The answer must be an exact copy of the records below, with every picture left out.

• • • • • • •

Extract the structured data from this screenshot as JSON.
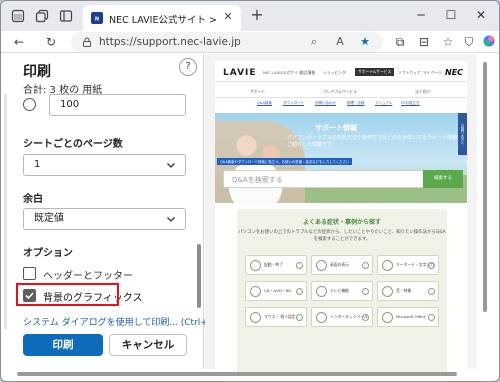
{
  "browser": {
    "tab_title": "NEC LAVIE公式サイト > サービス&サ",
    "url": "https://support.nec-lavie.jp"
  },
  "print": {
    "title": "印刷",
    "summary": "合計: 3 枚の 用紙",
    "help": "?",
    "pages_value": "100",
    "pages_per_sheet_label": "シートごとのページ数",
    "pages_per_sheet_value": "1",
    "margins_label": "余白",
    "margins_value": "既定値",
    "options_label": "オプション",
    "headers_footers_label": "ヘッダーとフッター",
    "background_graphics_label": "背景のグラフィックス",
    "system_dialog_link": "システム ダイアログを使用して印刷... (Ctrl+Shift+P)",
    "print_button": "印刷",
    "cancel_button": "キャンセル",
    "headers_footers_checked": false,
    "background_graphics_checked": true
  },
  "preview": {
    "logo": "LAVIE",
    "logo_sub": "NEC LAVIE公式サイト",
    "nav": [
      "製品情報",
      "ショッピング",
      "サポート&サービス",
      "ソフトウェア",
      "マイページ"
    ],
    "brand": "NEC",
    "subnav": [
      "サポート",
      "プレミアムサービス",
      "法人向け"
    ],
    "links": [
      "Q&A検索",
      "ダウンロード",
      "お問い合わせ",
      "修理・点検",
      "マニュアル",
      "PCお役立ち"
    ],
    "hero_title": "サポート情報",
    "hero_text": "パソコンのトラブルの対処方法や操作方法などのお手伝いするサポート情報をご紹介した情報です。",
    "hero_badge": "Q&A検索やダウンロード検索に役立つ、お使いの型番・品名などを入力してください",
    "search_placeholder": "Q&Aを検索する",
    "search_button": "検索する",
    "side_tab": "お困りの方へ",
    "faq_title": "よくある症状・事例から探す",
    "faq_desc": "パソコンをお使いの上でのトラブルなどの症状から、したいことやりたいこと、知りたい操作法からQ&Aを検索することができます。",
    "faq_items": [
      "起動・終了",
      "画面の表示",
      "キーボード・文字入力",
      "CD・DVD・BD",
      "テレビ機能",
      "音・映像",
      "マウス・ 個人設定",
      "インターネットメール",
      "Microsoft Office"
    ]
  }
}
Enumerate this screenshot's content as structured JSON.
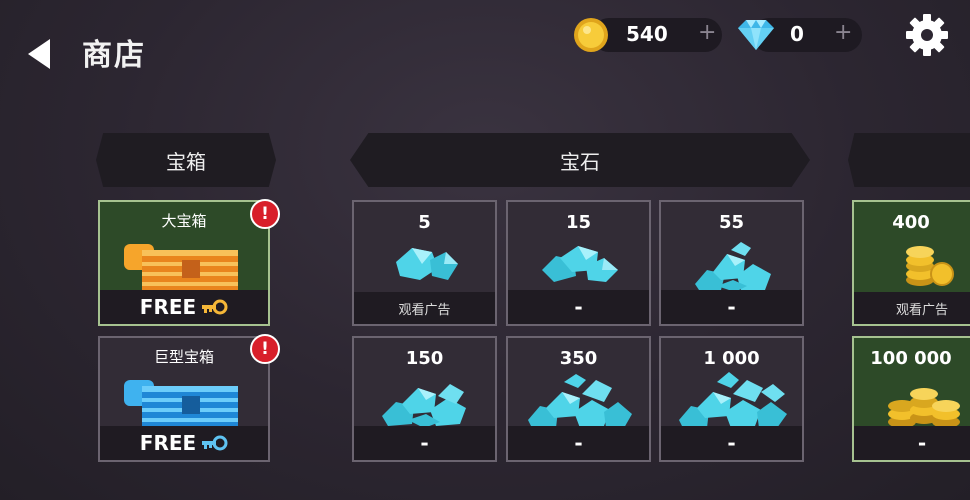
{
  "header": {
    "title": "商店",
    "coins": "540",
    "gems": "0",
    "plus": "+"
  },
  "sections": {
    "chests": "宝箱",
    "gems": "宝石"
  },
  "chests": [
    {
      "name": "大宝箱",
      "price": "FREE",
      "alert": "!",
      "color": "#f39a23"
    },
    {
      "name": "巨型宝箱",
      "price": "FREE",
      "alert": "!",
      "color": "#2f9fe6"
    }
  ],
  "gem_packs": [
    {
      "amount": "5",
      "action": "观看广告"
    },
    {
      "amount": "15",
      "action": "-"
    },
    {
      "amount": "55",
      "action": "-"
    },
    {
      "amount": "150",
      "action": "-"
    },
    {
      "amount": "350",
      "action": "-"
    },
    {
      "amount": "1 000",
      "action": "-"
    }
  ],
  "coin_packs": [
    {
      "amount": "400",
      "action": "观看广告"
    },
    {
      "amount": "100 000",
      "action": "-"
    }
  ],
  "colors": {
    "gem": "#4fd4e8",
    "coin": "#f2c02b",
    "alert": "#d81f2a",
    "green_card": "#2d4a28"
  }
}
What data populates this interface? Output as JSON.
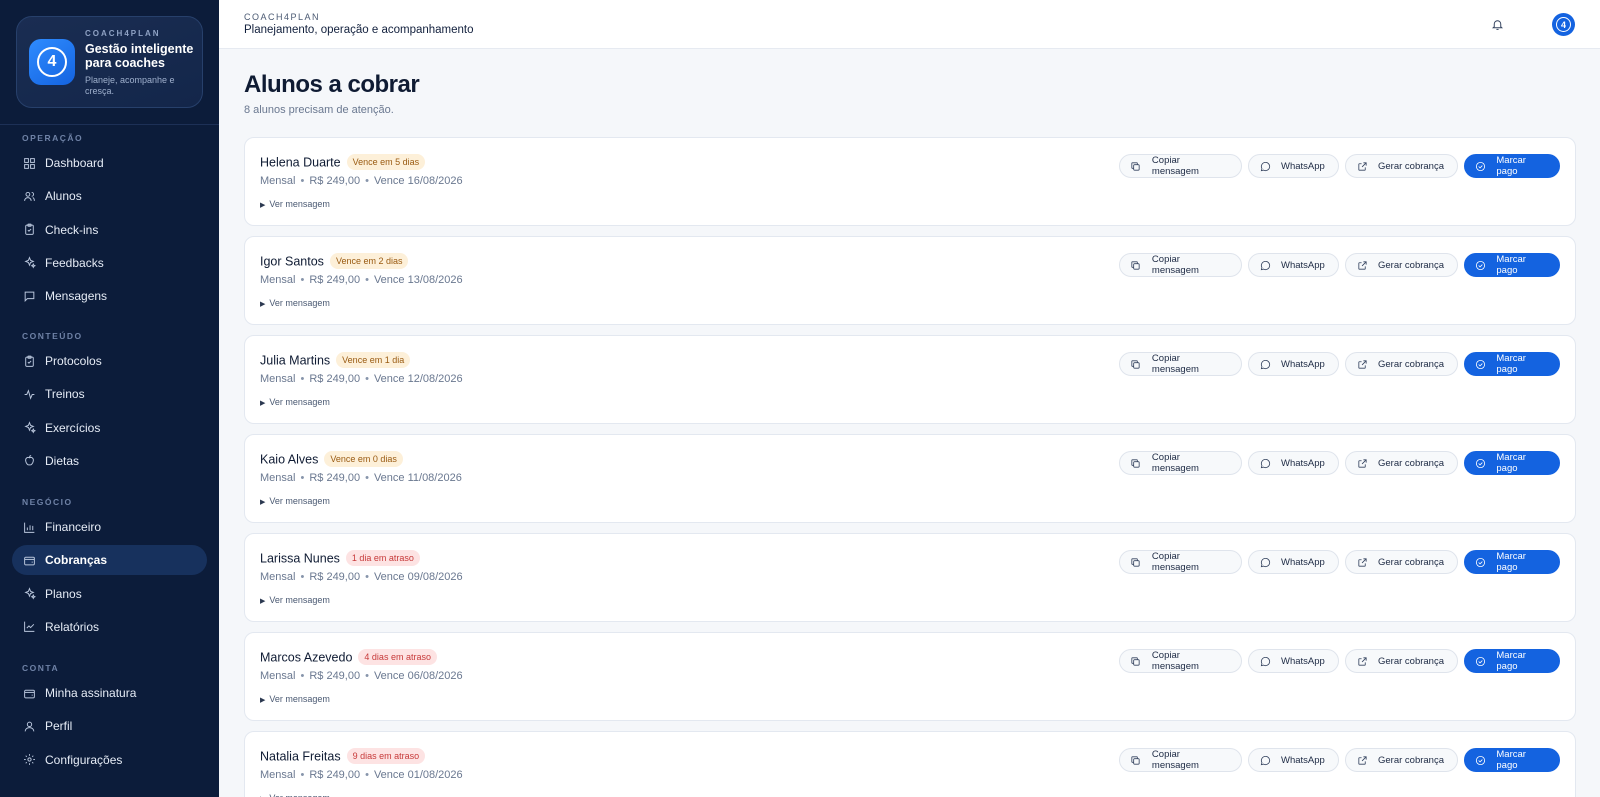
{
  "brand": {
    "overline": "COACH4PLAN",
    "title": "Gestão inteligente para coaches",
    "subtitle": "Planeje, acompanhe e cresça.",
    "logo_text": "4"
  },
  "sidebar": {
    "sections": [
      {
        "label": "OPERAÇÃO",
        "items": [
          {
            "label": "Dashboard",
            "icon": "grid-icon"
          },
          {
            "label": "Alunos",
            "icon": "users-icon"
          },
          {
            "label": "Check-ins",
            "icon": "clipboard-icon"
          },
          {
            "label": "Feedbacks",
            "icon": "sparkle-icon"
          },
          {
            "label": "Mensagens",
            "icon": "message-icon"
          }
        ]
      },
      {
        "label": "CONTEÚDO",
        "items": [
          {
            "label": "Protocolos",
            "icon": "clipboard-icon"
          },
          {
            "label": "Treinos",
            "icon": "activity-icon"
          },
          {
            "label": "Exercícios",
            "icon": "sparkle-icon"
          },
          {
            "label": "Dietas",
            "icon": "apple-icon"
          }
        ]
      },
      {
        "label": "NEGÓCIO",
        "items": [
          {
            "label": "Financeiro",
            "icon": "bar-chart-icon"
          },
          {
            "label": "Cobranças",
            "icon": "wallet-icon",
            "active": true
          },
          {
            "label": "Planos",
            "icon": "sparkle-icon"
          },
          {
            "label": "Relatórios",
            "icon": "line-chart-icon"
          }
        ]
      },
      {
        "label": "CONTA",
        "items": [
          {
            "label": "Minha assinatura",
            "icon": "wallet-icon"
          },
          {
            "label": "Perfil",
            "icon": "user-icon"
          },
          {
            "label": "Configurações",
            "icon": "gear-icon"
          }
        ]
      }
    ]
  },
  "topbar": {
    "overline": "COACH4PLAN",
    "title": "Planejamento, operação e acompanhamento",
    "avatar_text": "4"
  },
  "page": {
    "title": "Alunos a cobrar",
    "subtitle": "8 alunos precisam de atenção."
  },
  "actions": {
    "copy": "Copiar mensagem",
    "whatsapp": "WhatsApp",
    "generate": "Gerar cobrança",
    "mark_paid": "Marcar pago",
    "toggle": "Ver mensagem"
  },
  "students": [
    {
      "name": "Helena Duarte",
      "badge": "Vence em 5 dias",
      "status": "due",
      "plan": "Mensal",
      "amount": "R$ 249,00",
      "due": "Vence 16/08/2026"
    },
    {
      "name": "Igor Santos",
      "badge": "Vence em 2 dias",
      "status": "due",
      "plan": "Mensal",
      "amount": "R$ 249,00",
      "due": "Vence 13/08/2026"
    },
    {
      "name": "Julia Martins",
      "badge": "Vence em 1 dia",
      "status": "due",
      "plan": "Mensal",
      "amount": "R$ 249,00",
      "due": "Vence 12/08/2026"
    },
    {
      "name": "Kaio Alves",
      "badge": "Vence em 0 dias",
      "status": "due",
      "plan": "Mensal",
      "amount": "R$ 249,00",
      "due": "Vence 11/08/2026"
    },
    {
      "name": "Larissa Nunes",
      "badge": "1 dia em atraso",
      "status": "late",
      "plan": "Mensal",
      "amount": "R$ 249,00",
      "due": "Vence 09/08/2026"
    },
    {
      "name": "Marcos Azevedo",
      "badge": "4 dias em atraso",
      "status": "late",
      "plan": "Mensal",
      "amount": "R$ 249,00",
      "due": "Vence 06/08/2026"
    },
    {
      "name": "Natalia Freitas",
      "badge": "9 dias em atraso",
      "status": "late",
      "plan": "Mensal",
      "amount": "R$ 249,00",
      "due": "Vence 01/08/2026"
    }
  ],
  "colors": {
    "sidebar_bg": "#0c1c3a",
    "accent": "#1463e0",
    "due_badge": "#fdf0d9",
    "late_badge": "#fde3e3"
  }
}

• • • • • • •

• [Response to the task]:
Extract the structured data from this screenshot as JSON.
{
  "browser": {
    "tab_title": "NEC LAVIE公式サイト > サービス&サ",
    "url": "https://support.nec-lavie.jp"
  },
  "print": {
    "title": "印刷",
    "summary": "合計: 3 枚の 用紙",
    "help": "?",
    "pages_value": "100",
    "pages_per_sheet_label": "シートごとのページ数",
    "pages_per_sheet_value": "1",
    "margins_label": "余白",
    "margins_value": "既定値",
    "options_label": "オプション",
    "headers_footers_label": "ヘッダーとフッター",
    "background_graphics_label": "背景のグラフィックス",
    "system_dialog_link": "システム ダイアログを使用して印刷... (Ctrl+Shift+P)",
    "print_button": "印刷",
    "cancel_button": "キャンセル",
    "headers_footers_checked": false,
    "background_graphics_checked": true
  },
  "preview": {
    "logo": "LAVIE",
    "logo_sub": "NEC LAVIE公式サイト",
    "nav": [
      "製品情報",
      "ショッピング",
      "サポート&サービス",
      "ソフトウェア",
      "マイページ"
    ],
    "brand": "NEC",
    "subnav": [
      "サポート",
      "プレミアムサービス",
      "法人向け"
    ],
    "links": [
      "Q&A検索",
      "ダウンロード",
      "お問い合わせ",
      "修理・点検",
      "マニュアル",
      "PCお役立ち"
    ],
    "hero_title": "サポート情報",
    "hero_text": "パソコンのトラブルの対処方法や操作方法などのお手伝いするサポート情報をご紹介した情報です。",
    "hero_badge": "Q&A検索やダウンロード検索に役立つ、お使いの型番・品名などを入力してください",
    "search_placeholder": "Q&Aを検索する",
    "search_button": "検索する",
    "side_tab": "お困りの方へ",
    "faq_title": "よくある症状・事例から探す",
    "faq_desc": "パソコンをお使いの上でのトラブルなどの症状から、したいことやりたいこと、知りたい操作法からQ&Aを検索することができます。",
    "faq_items": [
      "起動・終了",
      "画面の表示",
      "キーボード・文字入力",
      "CD・DVD・BD",
      "テレビ機能",
      "音・映像",
      "マウス・ 個人設定",
      "インターネットメール",
      "Microsoft Office"
    ]
  }
}
Enumerate this screenshot's content as structured JSON.
{
  "header": {
    "title": "商店",
    "coins": "540",
    "gems": "0",
    "plus": "+"
  },
  "sections": {
    "chests": "宝箱",
    "gems": "宝石"
  },
  "chests": [
    {
      "name": "大宝箱",
      "price": "FREE",
      "alert": "!",
      "color": "#f39a23"
    },
    {
      "name": "巨型宝箱",
      "price": "FREE",
      "alert": "!",
      "color": "#2f9fe6"
    }
  ],
  "gem_packs": [
    {
      "amount": "5",
      "action": "观看广告"
    },
    {
      "amount": "15",
      "action": "-"
    },
    {
      "amount": "55",
      "action": "-"
    },
    {
      "amount": "150",
      "action": "-"
    },
    {
      "amount": "350",
      "action": "-"
    },
    {
      "amount": "1 000",
      "action": "-"
    }
  ],
  "coin_packs": [
    {
      "amount": "400",
      "action": "观看广告"
    },
    {
      "amount": "100 000",
      "action": "-"
    }
  ],
  "colors": {
    "gem": "#4fd4e8",
    "coin": "#f2c02b",
    "alert": "#d81f2a",
    "green_card": "#2d4a28"
  }
}
What data populates this interface? Output as JSON.
{
  "brand": {
    "overline": "COACH4PLAN",
    "title": "Gestão inteligente para coaches",
    "subtitle": "Planeje, acompanhe e cresça.",
    "logo_text": "4"
  },
  "sidebar": {
    "sections": [
      {
        "label": "OPERAÇÃO",
        "items": [
          {
            "label": "Dashboard",
            "icon": "grid-icon"
          },
          {
            "label": "Alunos",
            "icon": "users-icon"
          },
          {
            "label": "Check-ins",
            "icon": "clipboard-icon"
          },
          {
            "label": "Feedbacks",
            "icon": "sparkle-icon"
          },
          {
            "label": "Mensagens",
            "icon": "message-icon"
          }
        ]
      },
      {
        "label": "CONTEÚDO",
        "items": [
          {
            "label": "Protocolos",
            "icon": "clipboard-icon"
          },
          {
            "label": "Treinos",
            "icon": "activity-icon"
          },
          {
            "label": "Exercícios",
            "icon": "sparkle-icon"
          },
          {
            "label": "Dietas",
            "icon": "apple-icon"
          }
        ]
      },
      {
        "label": "NEGÓCIO",
        "items": [
          {
            "label": "Financeiro",
            "icon": "bar-chart-icon"
          },
          {
            "label": "Cobranças",
            "icon": "wallet-icon",
            "active": true
          },
          {
            "label": "Planos",
            "icon": "sparkle-icon"
          },
          {
            "label": "Relatórios",
            "icon": "line-chart-icon"
          }
        ]
      },
      {
        "label": "CONTA",
        "items": [
          {
            "label": "Minha assinatura",
            "icon": "wallet-icon"
          },
          {
            "label": "Perfil",
            "icon": "user-icon"
          },
          {
            "label": "Configurações",
            "icon": "gear-icon"
          }
        ]
      }
    ]
  },
  "topbar": {
    "overline": "COACH4PLAN",
    "title": "Planejamento, operação e acompanhamento",
    "avatar_text": "4"
  },
  "page": {
    "title": "Alunos a cobrar",
    "subtitle": "8 alunos precisam de atenção."
  },
  "actions": {
    "copy": "Copiar mensagem",
    "whatsapp": "WhatsApp",
    "generate": "Gerar cobrança",
    "mark_paid": "Marcar pago",
    "toggle": "Ver mensagem"
  },
  "students": [
    {
      "name": "Helena Duarte",
      "badge": "Vence em 5 dias",
      "status": "due",
      "plan": "Mensal",
      "amount": "R$ 249,00",
      "due": "Vence 16/08/2026"
    },
    {
      "name": "Igor Santos",
      "badge": "Vence em 2 dias",
      "status": "due",
      "plan": "Mensal",
      "amount": "R$ 249,00",
      "due": "Vence 13/08/2026"
    },
    {
      "name": "Julia Martins",
      "badge": "Vence em 1 dia",
      "status": "due",
      "plan": "Mensal",
      "amount": "R$ 249,00",
      "due": "Vence 12/08/2026"
    },
    {
      "name": "Kaio Alves",
      "badge": "Vence em 0 dias",
      "status": "due",
      "plan": "Mensal",
      "amount": "R$ 249,00",
      "due": "Vence 11/08/2026"
    },
    {
      "name": "Larissa Nunes",
      "badge": "1 dia em atraso",
      "status": "late",
      "plan": "Mensal",
      "amount": "R$ 249,00",
      "due": "Vence 09/08/2026"
    },
    {
      "name": "Marcos Azevedo",
      "badge": "4 dias em atraso",
      "status": "late",
      "plan": "Mensal",
      "amount": "R$ 249,00",
      "due": "Vence 06/08/2026"
    },
    {
      "name": "Natalia Freitas",
      "badge": "9 dias em atraso",
      "status": "late",
      "plan": "Mensal",
      "amount": "R$ 249,00",
      "due": "Vence 01/08/2026"
    }
  ],
  "colors": {
    "sidebar_bg": "#0c1c3a",
    "accent": "#1463e0",
    "due_badge": "#fdf0d9",
    "late_badge": "#fde3e3"
  }
}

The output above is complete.